There is no denying that we are a society obsessed with staying young. From the cosmetics industry to pharmaceuticals, there is no shortage of industries forever working on anti-aging innovations or ever reverse-aging technologies.
Now, a team of researchers led by Principal Investigator Dr Jan Gruber from Yale-NUS College has discovered a combination of pharmaceutical drugs that they believe may hold the key to an increased lifespan. Their studies have had promising results in the microscopic worm Caenorhabditis elegans (C. elegans) and may hold they key to the ideal fountain of youth coktail.
"Many countries in the world, including Singapore, are facing problems related to aging populations," said in a statement Gruber. "If we can find a way to extend healthy lifespan and delay aging in people, we can counteract the detrimental effects of an aging population, providing countries not only medical and economic benefits, but also a better quality of life for their people."
Gruber's team sought to find their anti-aging cocktail by combining drugs known to target the various pathways that affect lifespan. One such example is a drug currently in use post operations to prevent the body's immune system from rejecting the transplanted organs. This drug called rapamycin had shown signs in studies of extending the lifespan of many organisms including mice.

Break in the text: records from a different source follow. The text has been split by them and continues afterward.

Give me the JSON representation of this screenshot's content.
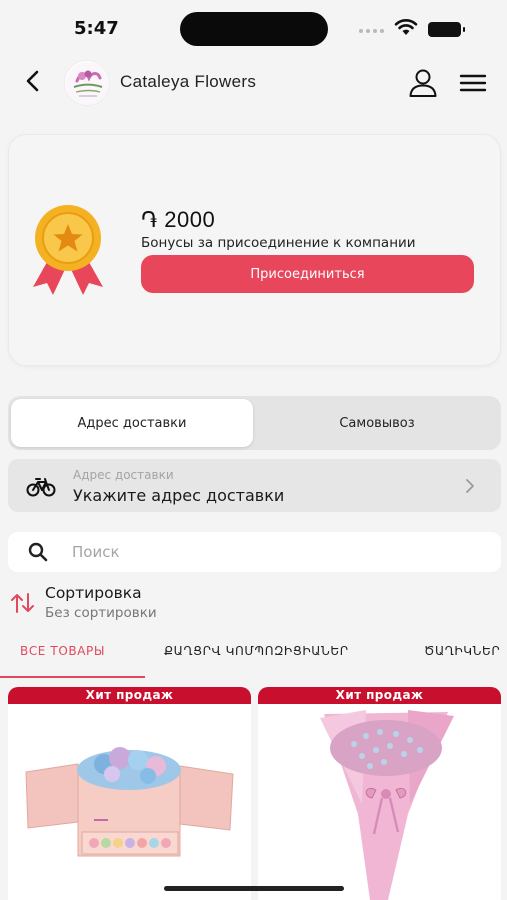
{
  "status_bar": {
    "time": "5:47"
  },
  "header": {
    "title": "Cataleya Flowers"
  },
  "bonus": {
    "amount": "֏ 2000",
    "description": "Бонусы за присоединение к компании",
    "join_label": "Присоединиться"
  },
  "delivery_tabs": [
    {
      "label": "Адрес доставки",
      "active": true
    },
    {
      "label": "Самовывоз",
      "active": false
    }
  ],
  "address": {
    "label": "Адрес доставки",
    "value": "Укажите адрес доставки"
  },
  "search": {
    "placeholder": "Поиск"
  },
  "sort": {
    "title": "Сортировка",
    "subtitle": "Без сортировки"
  },
  "categories": [
    {
      "label": "ВСЕ ТОВАРЫ",
      "active": true
    },
    {
      "label": "ՔԱՂՑՐՎ ԿՈՄՊՈԶԻՑԻԱՆԵՐ",
      "active": false
    },
    {
      "label": "ԾԱՂԻԿՆԵՐ",
      "active": false
    }
  ],
  "products": [
    {
      "badge": "Хит продаж",
      "image": "pink-gift-box-with-flowers-and-macarons"
    },
    {
      "badge": "Хит продаж",
      "image": "pink-gypsophila-bouquet"
    }
  ],
  "colors": {
    "accent": "#e8475b",
    "badge": "#c8102e",
    "medal_gold": "#f4b223",
    "medal_ribbon": "#e8475b"
  }
}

The researchers identified several of these drugs and employed combinations of two or three compounds targeting different aging pathways to their C. elegans test subjects. What they finally found was two drug pairs that together were particularly effective at extending the worms' mean lifespans more than each of the drugs individually.

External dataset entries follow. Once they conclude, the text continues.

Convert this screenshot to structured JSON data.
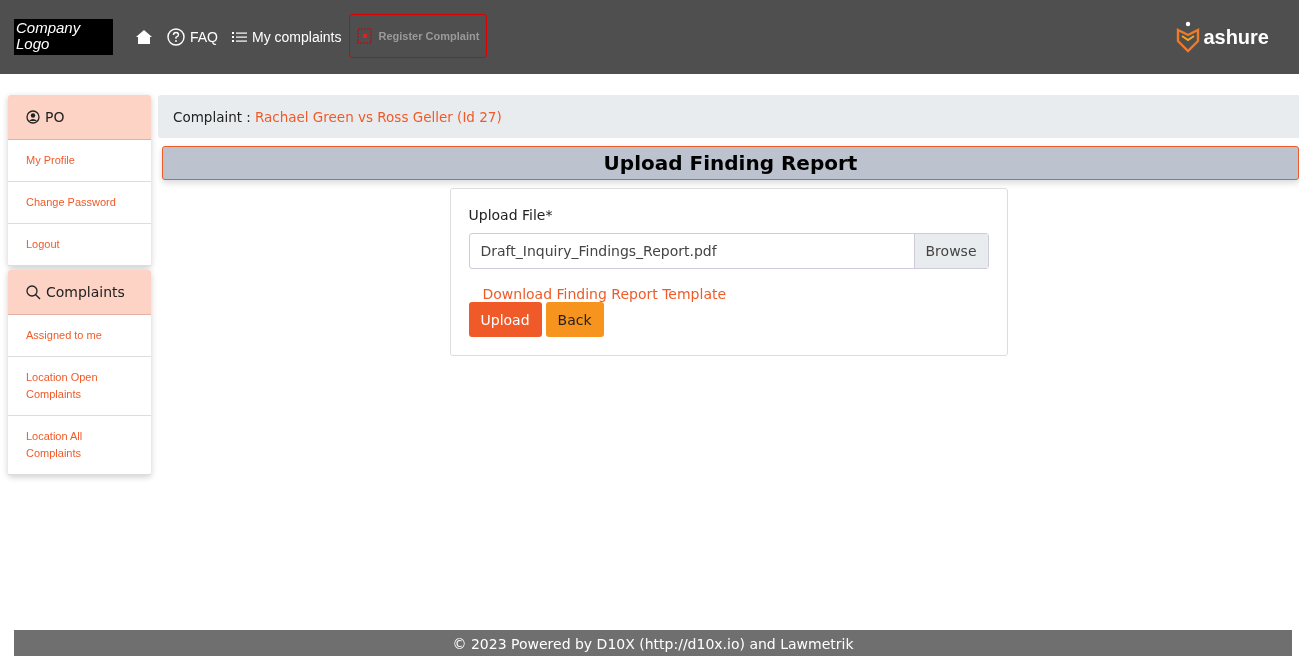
{
  "header": {
    "logo_text": "Company Logo",
    "nav": [
      {
        "kind": "home"
      },
      {
        "kind": "faq",
        "label": "FAQ"
      },
      {
        "kind": "list",
        "label": "My complaints"
      },
      {
        "kind": "image",
        "label": "Register Complaint"
      }
    ],
    "brand": "ashure"
  },
  "sidebar": [
    {
      "kind": "user",
      "title": "PO",
      "items": [
        "My Profile",
        "Change Password",
        "Logout"
      ]
    },
    {
      "kind": "search",
      "title": "Complaints",
      "items": [
        "Assigned to me",
        "Location Open Complaints",
        "Location All Complaints"
      ]
    }
  ],
  "breadcrumb": {
    "label": "Complaint :",
    "link": "Rachael Green vs Ross Geller (Id 27)"
  },
  "page_title": "Upload Finding Report",
  "form": {
    "label": "Upload File*",
    "value": "Draft_Inquiry_Findings_Report.pdf",
    "browse": "Browse",
    "template_link": "Download Finding Report Template",
    "buttons": [
      {
        "kind": "primary",
        "label": "Upload"
      },
      {
        "kind": "secondary",
        "label": "Back"
      }
    ]
  },
  "footer": "© 2023 Powered by D10X (http://d10x.io) and Lawmetrik"
}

Even better, when further combined with a third compound, the new cocktail resulted in almost doubled mean lifespans, the larger lifespan extension ever witnessed for any drug intervention in adult animals. The new treatments also had no adverse effect whatsoever on the worms' health.
Instead, the worms across all age groups were actually found to be healthier overall, meaning the cocktail not only increases lifespan it also improves life quality. "We would benefit not only from having longer lives, but also spend more of those years free from age-related diseases like arthritis, cardiovascular disease, cancer, or Alzheimer's disease," Gruber further explained.
Cocktail works on fruit flies too
The results of the study were then also effectively recreated in a species of fruit flies (Drosophila melanogaster). Working with Yale-NUS Associate Professor of Science (Life Science) Nicholas Tolwinski, Gruber's team tested the cocktail in this second evolutionarily-different organism and found similar outcomes.
The fact that both the species showed increased lifespan and improved life quality extensions suggests that the biological mechanisms regulating these newly found drug interactions are ancient. As such, they are much more likely to be adapted successfully for humans.
The researchers will now work on designing more effective interventions and determining the molecular and biological mechanisms of the drugs' capabilities to be used in computer models simulations. These simulations will allow the team to test thousands of more combinations through computer modeling in order to hopefully find the one that is most suitable for mankind.
In the meantime, while we wait for this fountain of youth to hit the market, we suggest these apps for optimum health. After all, a little self-care goes a long way.
The study published in the peer-reviewed international journal Developmental Cell.